» EXTRACTED INFORMATION:
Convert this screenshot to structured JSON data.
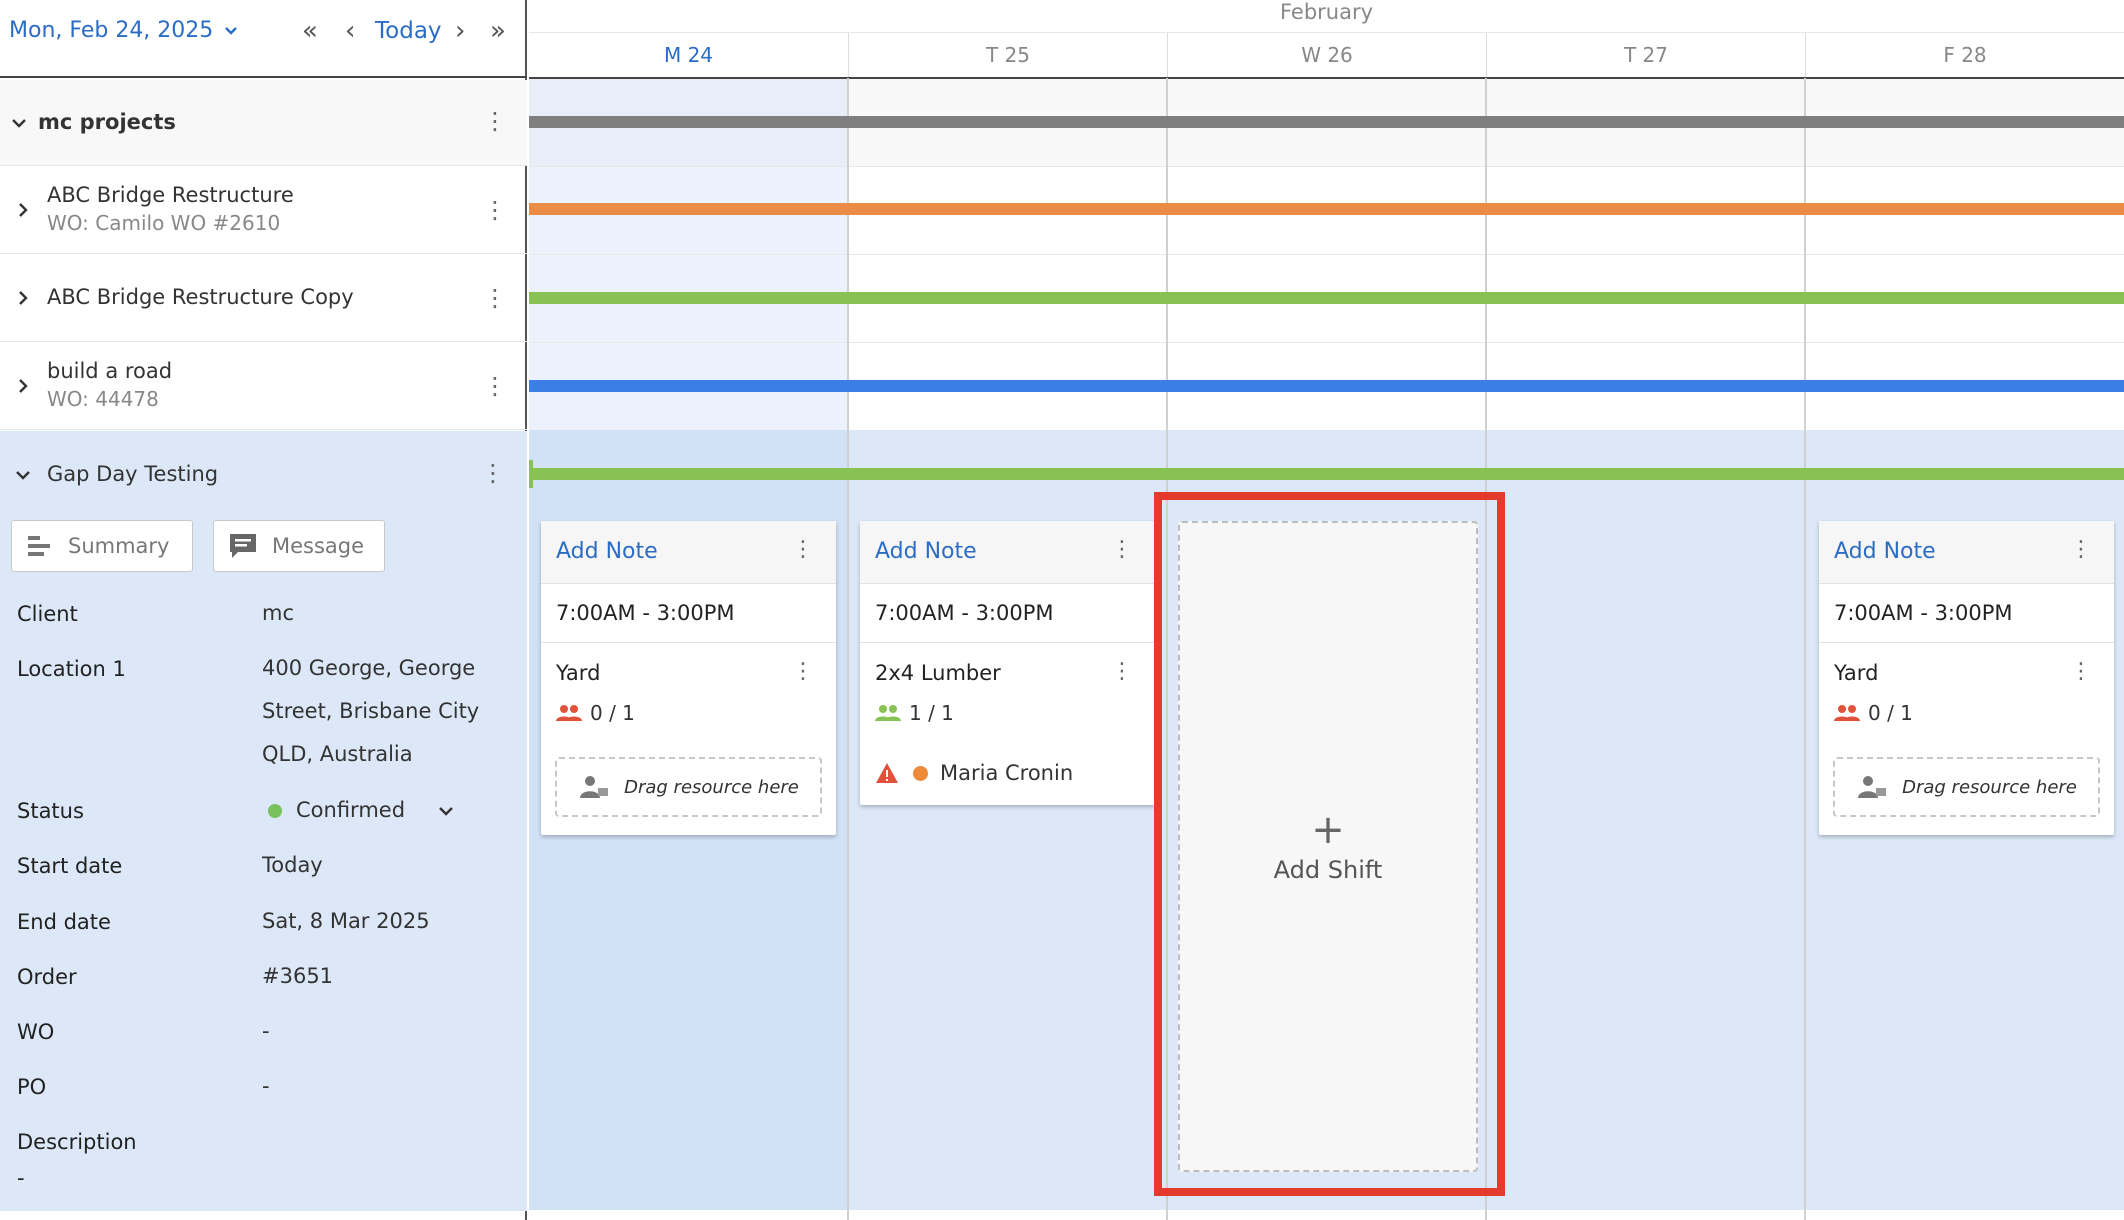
{
  "toolbar": {
    "date_label": "Mon, Feb 24, 2025",
    "today_label": "Today",
    "first_glyph": "«",
    "prev_glyph": "‹",
    "next_glyph": "›",
    "last_glyph": "»"
  },
  "calendar": {
    "month": "February",
    "days": [
      "M 24",
      "T 25",
      "W 26",
      "T 27",
      "F 28"
    ]
  },
  "groups": [
    {
      "title": "mc projects"
    },
    {
      "title": "ABC Bridge Restructure",
      "sub": "WO: Camilo WO #2610"
    },
    {
      "title": "ABC Bridge Restructure Copy"
    },
    {
      "title": "build a road",
      "sub": "WO: 44478"
    },
    {
      "title": "Gap Day Testing"
    }
  ],
  "gap_panel": {
    "summary_label": "Summary",
    "message_label": "Message",
    "fields": {
      "client_label": "Client",
      "client": "mc",
      "location_label": "Location 1",
      "location_lines": [
        "400 George, George",
        "Street, Brisbane City",
        "QLD, Australia"
      ],
      "status_label": "Status",
      "status": "Confirmed",
      "start_label": "Start date",
      "start": "Today",
      "end_label": "End date",
      "end": "Sat, 8 Mar 2025",
      "order_label": "Order",
      "order": "#3651",
      "wo_label": "WO",
      "wo": "-",
      "po_label": "PO",
      "po": "-",
      "desc_label": "Description",
      "desc": "-"
    }
  },
  "cards": [
    {
      "add_note": "Add Note",
      "time": "7:00AM - 3:00PM",
      "job": "Yard",
      "count": "0 / 1",
      "drop": "Drag resource here"
    },
    {
      "add_note": "Add Note",
      "time": "7:00AM - 3:00PM",
      "job": "2x4 Lumber",
      "count": "1 / 1",
      "assignee": "Maria Cronin"
    },
    {
      "add_note": "Add Note",
      "time": "7:00AM - 3:00PM",
      "job": "Yard",
      "count": "0 / 1",
      "drop": "Drag resource here"
    }
  ],
  "add_shift": {
    "plus": "+",
    "label": "Add Shift"
  },
  "colors": {
    "accent": "#2b6cc4",
    "bar_gray": "#7f7f7f",
    "bar_orange": "#ea8c45",
    "bar_green": "#88c255",
    "bar_blue": "#3a7ee6",
    "status_green": "#79c15a",
    "highlight_red": "#e53b2c",
    "warning_red": "#e0533a",
    "assignee_orange": "#ec8a3a"
  }
}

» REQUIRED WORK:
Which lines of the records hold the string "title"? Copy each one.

» TASK RESPONSE:
      "title": "mc projects"
      "title": "ABC Bridge Restructure",
      "title": "ABC Bridge Restructure Copy"
      "title": "build a road",
      "title": "Gap Day Testing"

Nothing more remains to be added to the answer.